For the five days sanitation workers of East Delhi Municipal Corporation (EDMC) struck work, a part of Delhi remained a stinking mess. Garbage ruled the roads and stench pervaded the air. The sight of loads of east Delhi’s waste in public spaces was not only troubling but also exasperating. Exasperating because much of the mess was the work of the striking employees whose primary job is to keep the city clean and hygienic. They dumped garbage to draw attention of the public to their problems, the biggest being non-receipt of salary for three months.
One cannot help but empathise with them. It’s not easy for low-paid workers to do without their salaries for long. Besides attending to everyday needs, rents have to be paid, their kids' school fees have to be cleared and health emergencies have to be taken care of. In fact, such a situation is not easy for any one. Worse, in their case, non-receipt of salary is a recurring issue and there’s no permanent solution in sight. But is that reason enough to cause inconvenience to the public by throwing garbage in public spaces?
Several localities in Patparganj suffered as waste was not cleared in those five days. The unauthorised colonies – close to 70 percent of residents of east Delhi stay in such colonies and slum clusters – were the worst affected. Traffic on busy streets crawled because of the dirt deposited. East Delhi, for those not in the know, generates more than 2,500 tonnes of waste per day. If not cleared daily, it might lead to serious health hazards. Sanitary workers exposed residents of the city to health hazards in these five days.
This is difficult to accept or forgive. This follows a sick practice in the country where doctors sometimes leave patients to their fate while going on strike. The strategy where you have to cause trouble to the public to draw their attention simply does not make sense. However, this seems to have become an accepted method since subtler ways hardly work with the powers that be. They can ignore the demands of sanitation workers but they cannot afford to ignore the inconvenience to the larger citizenry.
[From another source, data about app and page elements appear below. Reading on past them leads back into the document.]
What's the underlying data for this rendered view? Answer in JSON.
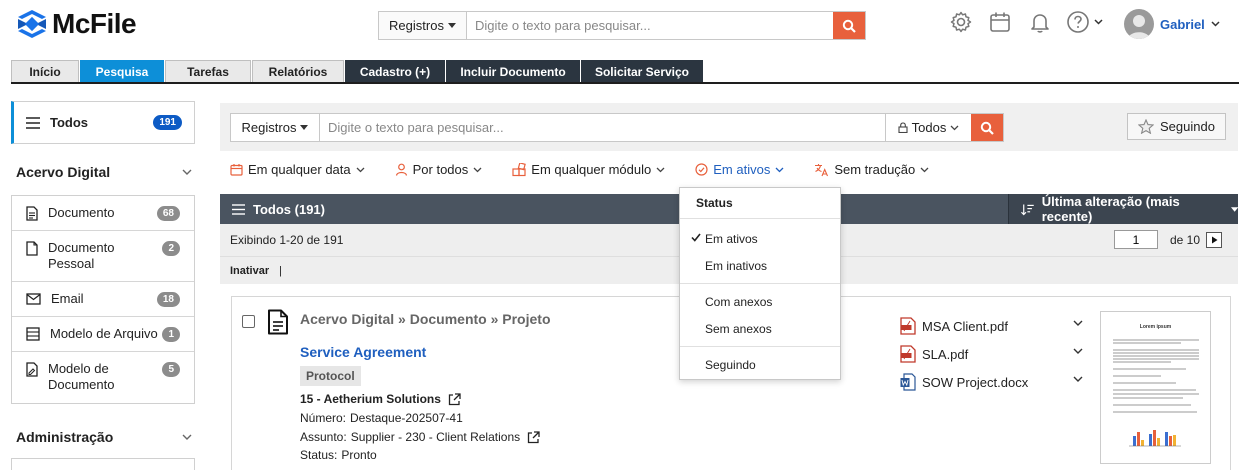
{
  "app": {
    "name": "McFile"
  },
  "header": {
    "search": {
      "scope": "Registros",
      "placeholder": "Digite o texto para pesquisar..."
    },
    "icons": [
      "gear-icon",
      "calendar-icon",
      "bell-icon",
      "help-icon"
    ],
    "user_name": "Gabriel"
  },
  "tabs": [
    {
      "label": "Início"
    },
    {
      "label": "Pesquisa"
    },
    {
      "label": "Tarefas"
    },
    {
      "label": "Relatórios"
    },
    {
      "label": "Cadastro (+)"
    },
    {
      "label": "Incluir Documento"
    },
    {
      "label": "Solicitar Serviço"
    }
  ],
  "sidebar": {
    "all": {
      "label": "Todos",
      "count": "191"
    },
    "section1": "Acervo Digital",
    "items": [
      {
        "label": "Documento",
        "count": "68"
      },
      {
        "label": "Documento Pessoal",
        "count": "2"
      },
      {
        "label": "Email",
        "count": "18"
      },
      {
        "label": "Modelo de Arquivo",
        "count": "1"
      },
      {
        "label": "Modelo de Documento",
        "count": "5"
      }
    ],
    "section2": "Administração"
  },
  "toolbar": {
    "scope": "Registros",
    "placeholder": "Digite o texto para pesquisar...",
    "filter_scope": "Todos",
    "follow_label": "Seguindo"
  },
  "filters": [
    {
      "label": "Em qualquer data",
      "icon": "calendar-icon"
    },
    {
      "label": "Por todos",
      "icon": "person-icon"
    },
    {
      "label": "Em qualquer módulo",
      "icon": "modules-icon"
    },
    {
      "label": "Em ativos",
      "icon": "check-circle-icon"
    },
    {
      "label": "Sem tradução",
      "icon": "translate-icon"
    }
  ],
  "results": {
    "title": "Todos (191)",
    "sort_label": "Última alteração (mais recente)",
    "showing": "Exibindo 1-20 de 191",
    "page": "1",
    "page_total": "de 10",
    "action": "Inativar",
    "action_sep": "|"
  },
  "card": {
    "breadcrumb": "Acervo Digital » Documento » Projeto",
    "title": "Service Agreement",
    "tag": "Protocol",
    "company": "15 - Aetherium Solutions",
    "numero_label": "Número:",
    "numero_value": "Destaque-202507-41",
    "assunto_label": "Assunto:",
    "assunto_value": "Supplier - 230 - Client Relations",
    "status_label": "Status:",
    "status_value": "Pronto",
    "attachments": [
      {
        "name": "MSA Client.pdf",
        "type": "pdf"
      },
      {
        "name": "SLA.pdf",
        "type": "pdf"
      },
      {
        "name": "SOW Project.docx",
        "type": "docx"
      }
    ],
    "thumb_title": "Lorem ipsum"
  },
  "dropdown": {
    "header": "Status",
    "items_a": [
      "Em ativos",
      "Em inativos"
    ],
    "items_b": [
      "Com anexos",
      "Sem anexos"
    ],
    "items_c": [
      "Seguindo"
    ]
  },
  "colors": {
    "accent": "#0d8fd8",
    "orange": "#e8603c",
    "dark": "#2b3540",
    "link": "#1f5fbf"
  }
}
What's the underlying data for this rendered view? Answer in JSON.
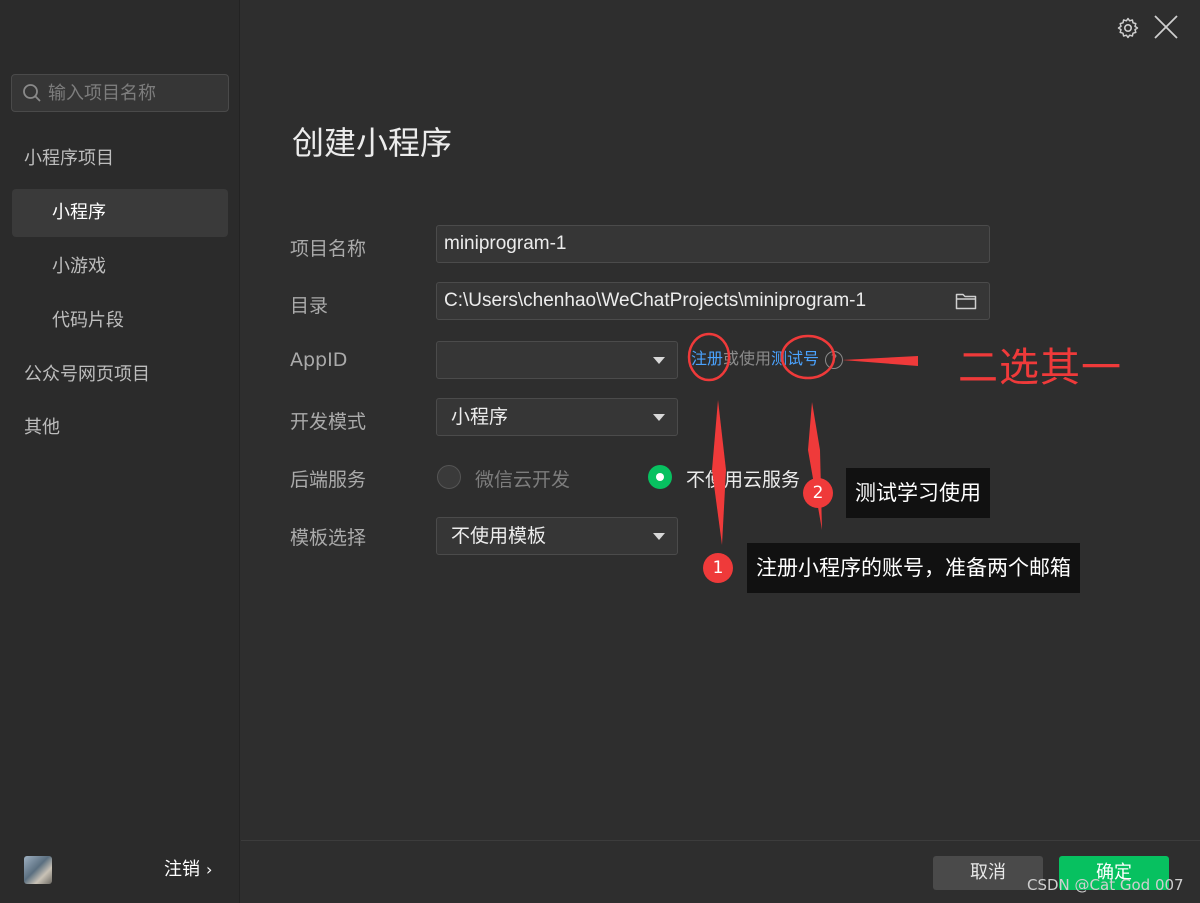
{
  "sidebar": {
    "search_placeholder": "输入项目名称",
    "items": [
      {
        "label": "小程序项目"
      },
      {
        "label": "小程序"
      },
      {
        "label": "小游戏"
      },
      {
        "label": "代码片段"
      },
      {
        "label": "公众号网页项目"
      },
      {
        "label": "其他"
      }
    ],
    "logout_label": "注销",
    "logout_chevron": "›"
  },
  "main": {
    "title": "创建小程序",
    "form": {
      "project_name_label": "项目名称",
      "project_name_value": "miniprogram-1",
      "directory_label": "目录",
      "directory_value": "C:\\Users\\chenhao\\WeChatProjects\\miniprogram-1",
      "appid_label": "AppID",
      "appid_value": "",
      "appid_register": "注册",
      "appid_or_use": "或使用",
      "appid_test": "测试号",
      "appid_help": "?",
      "dev_mode_label": "开发模式",
      "dev_mode_value": "小程序",
      "backend_label": "后端服务",
      "backend_options": [
        {
          "label": "微信云开发",
          "selected": false
        },
        {
          "label": "不使用云服务",
          "selected": true
        }
      ],
      "template_label": "模板选择",
      "template_value": "不使用模板"
    },
    "buttons": {
      "cancel": "取消",
      "ok": "确定"
    }
  },
  "annotations": {
    "choose_one": "二选其一",
    "badge1": "1",
    "note1": "注册小程序的账号，准备两个邮箱",
    "badge2": "2",
    "note2": "测试学习使用",
    "color": "#ef3a3a"
  },
  "watermark": "CSDN @Cat God 007",
  "colors": {
    "accent": "#07c160",
    "link": "#4aa3ff",
    "background": "#2e2e2e",
    "sidebar": "#2b2b2b"
  }
}
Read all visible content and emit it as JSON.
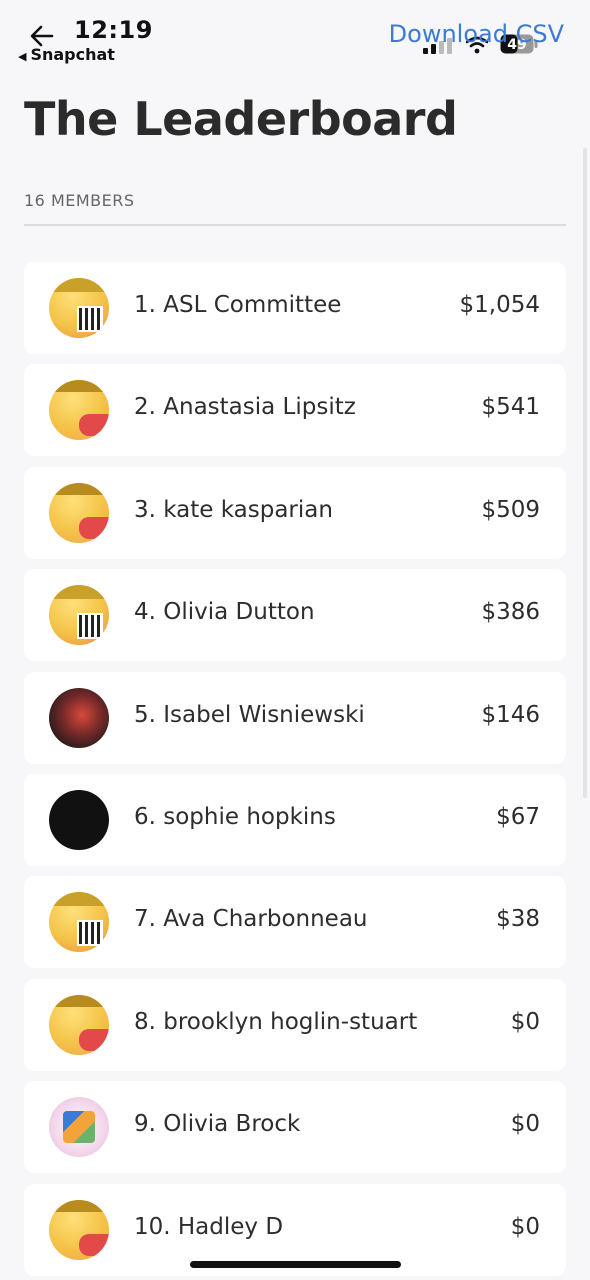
{
  "status_bar": {
    "time": "12:19",
    "back_app": "Snapchat",
    "battery": "49"
  },
  "header": {
    "download_link": "Download CSV",
    "title": "The Leaderboard",
    "member_count": "16 MEMBERS"
  },
  "leaderboard": [
    {
      "name": "1. ASL Committee",
      "amount": "$1,054",
      "avatar": "popcorn-flyer"
    },
    {
      "name": "2. Anastasia Lipsitz",
      "amount": "$541",
      "avatar": "popcorn-flyer"
    },
    {
      "name": "3. kate kasparian",
      "amount": "$509",
      "avatar": "popcorn-flyer"
    },
    {
      "name": "4. Olivia Dutton",
      "amount": "$386",
      "avatar": "popcorn-flyer"
    },
    {
      "name": "5. Isabel Wisniewski",
      "amount": "$146",
      "avatar": "theater-photo"
    },
    {
      "name": "6. sophie hopkins",
      "amount": "$67",
      "avatar": "black-circle"
    },
    {
      "name": "7. Ava Charbonneau",
      "amount": "$38",
      "avatar": "popcorn-flyer"
    },
    {
      "name": "8. brooklyn hoglin-stuart",
      "amount": "$0",
      "avatar": "popcorn-flyer"
    },
    {
      "name": "9. Olivia Brock",
      "amount": "$0",
      "avatar": "snack-bags"
    },
    {
      "name": "10. Hadley D",
      "amount": "$0",
      "avatar": "popcorn-flyer"
    }
  ],
  "colors": {
    "link": "#3b7ad8",
    "background": "#f7f7f9",
    "card": "#ffffff"
  }
}
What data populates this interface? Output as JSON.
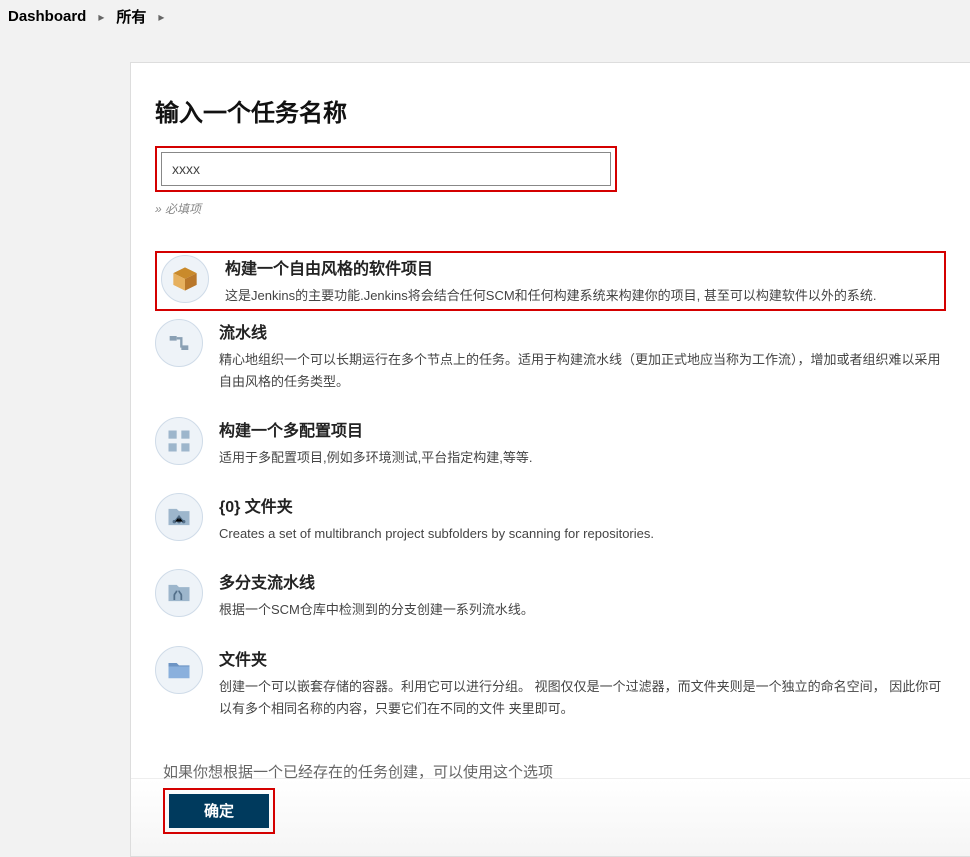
{
  "breadcrumb": {
    "dashboard": "Dashboard",
    "all": "所有"
  },
  "form": {
    "heading": "输入一个任务名称",
    "name_value": "xxxx",
    "required_hint": "» 必填项",
    "copy_hint": "如果你想根据一个已经存在的任务创建，可以使用这个选项",
    "ok_label": "确定"
  },
  "types": [
    {
      "id": "freestyle",
      "title": "构建一个自由风格的软件项目",
      "desc": "这是Jenkins的主要功能.Jenkins将会结合任何SCM和任何构建系统来构建你的项目, 甚至可以构建软件以外的系统.",
      "highlighted": true
    },
    {
      "id": "pipeline",
      "title": "流水线",
      "desc": "精心地组织一个可以长期运行在多个节点上的任务。适用于构建流水线（更加正式地应当称为工作流），增加或者组织难以采用自由风格的任务类型。"
    },
    {
      "id": "multiconfig",
      "title": "构建一个多配置项目",
      "desc": "适用于多配置项目,例如多环境测试,平台指定构建,等等."
    },
    {
      "id": "orgfolder",
      "title": "{0} 文件夹",
      "desc": "Creates a set of multibranch project subfolders by scanning for repositories."
    },
    {
      "id": "multibranch",
      "title": "多分支流水线",
      "desc": "根据一个SCM仓库中检测到的分支创建一系列流水线。"
    },
    {
      "id": "folder",
      "title": "文件夹",
      "desc": "创建一个可以嵌套存储的容器。利用它可以进行分组。 视图仅仅是一个过滤器，而文件夹则是一个独立的命名空间， 因此你可以有多个相同名称的内容，只要它们在不同的文件 夹里即可。"
    }
  ]
}
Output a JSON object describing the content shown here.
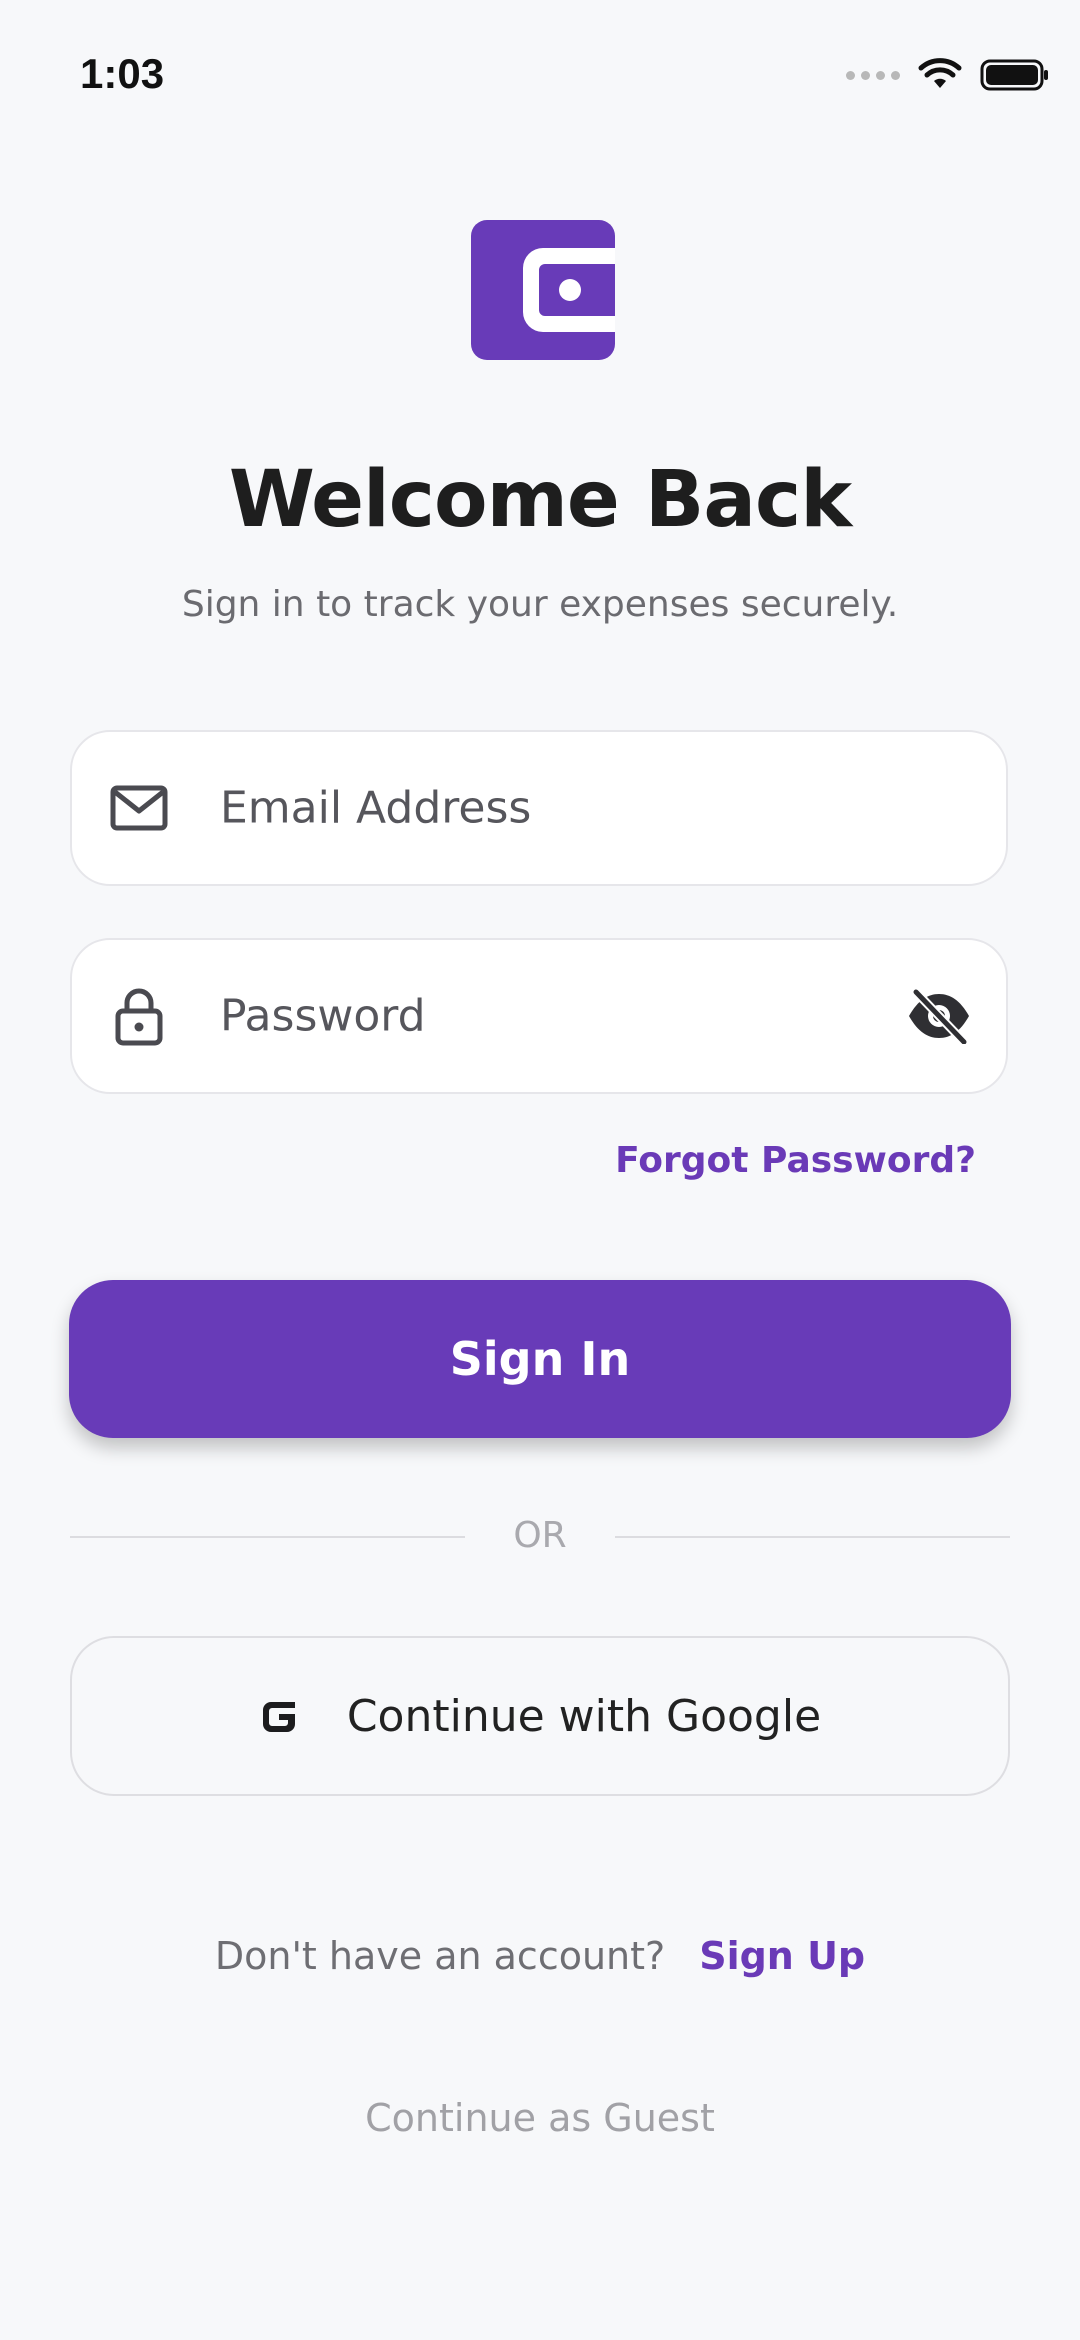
{
  "status_bar": {
    "time": "1:03"
  },
  "brand": {
    "accent": "#683bb8",
    "logo_icon": "wallet-icon"
  },
  "header": {
    "title": "Welcome Back",
    "subtitle": "Sign in to track your expenses securely."
  },
  "form": {
    "email_placeholder": "Email Address",
    "email_icon": "mail-icon",
    "password_placeholder": "Password",
    "password_icon": "lock-icon",
    "password_toggle_icon": "eye-off-icon",
    "forgot_label": "Forgot Password?",
    "signin_label": "Sign In"
  },
  "divider": {
    "label": "OR"
  },
  "social": {
    "google_label": "Continue with Google",
    "google_icon": "google-icon"
  },
  "footer": {
    "signup_prompt": "Don't have an account?",
    "signup_label": "Sign Up",
    "guest_label": "Continue as Guest"
  }
}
The blame lies squarely on the inability of the authorities to find, even think in terms of finding a solution to the lingering problem and letting political noise drown the voice of around 1.5 lakh MCD employees. While Arvind Kejriwal’s government claims it has been providing enough money to the municipal corporations, the latter, led by the BJP, has been contesting the claim, citing the paucity of funds to clear the salaries of employees. The fact is there’s a problem of funds and it needs to be sorted with a reasonable approach from both sides.
The trifurcation of the MCD in 2012 created three sets of employees of the similar size as the original one and later the loan liabilities of the erstwhile MCD was passed on to the municipal corporations of East, North and South. With revenue sources limited, the money earned by the civic bodies remains far short of expenditure. The case of East Delhi Municipal Corporation is particularly worrisome because of unauthorised colonies. The tax on house and business establishments fetches it a pittance. It earns around Rs 750 crore per month while its expenditure is around Rs 1,800 crore. According to sources it has a loan burden of around Rs 1,300 crore. The state government allocates it about Rs 465 crore. It is supposed to pass on 10.5 percent of the state’s share in central taxes to the civic bodies.
One may quibble over the numbers but the fact remains that problem of funds need urgent attention from the Centre and the state government. However, trapped in adversarial politics neither would take the initiative. Former chief minister Sheila Dikshit managed the situation rather well as she did not allow administration to suffer because of her politics. However, this cannot be expected of all chief ministers. This calls for a wider political debate on the management of the municipal corporations in the national capital, particularly the funds aspect.
In the absence of that, MCD employees will keep hitting the streets at regular intervals. There’s little point in criticising how they express their anger. But one can appeal to them to desist from inconveniencing the public.
Updated Date: Jan 11, 2017 17:41 PM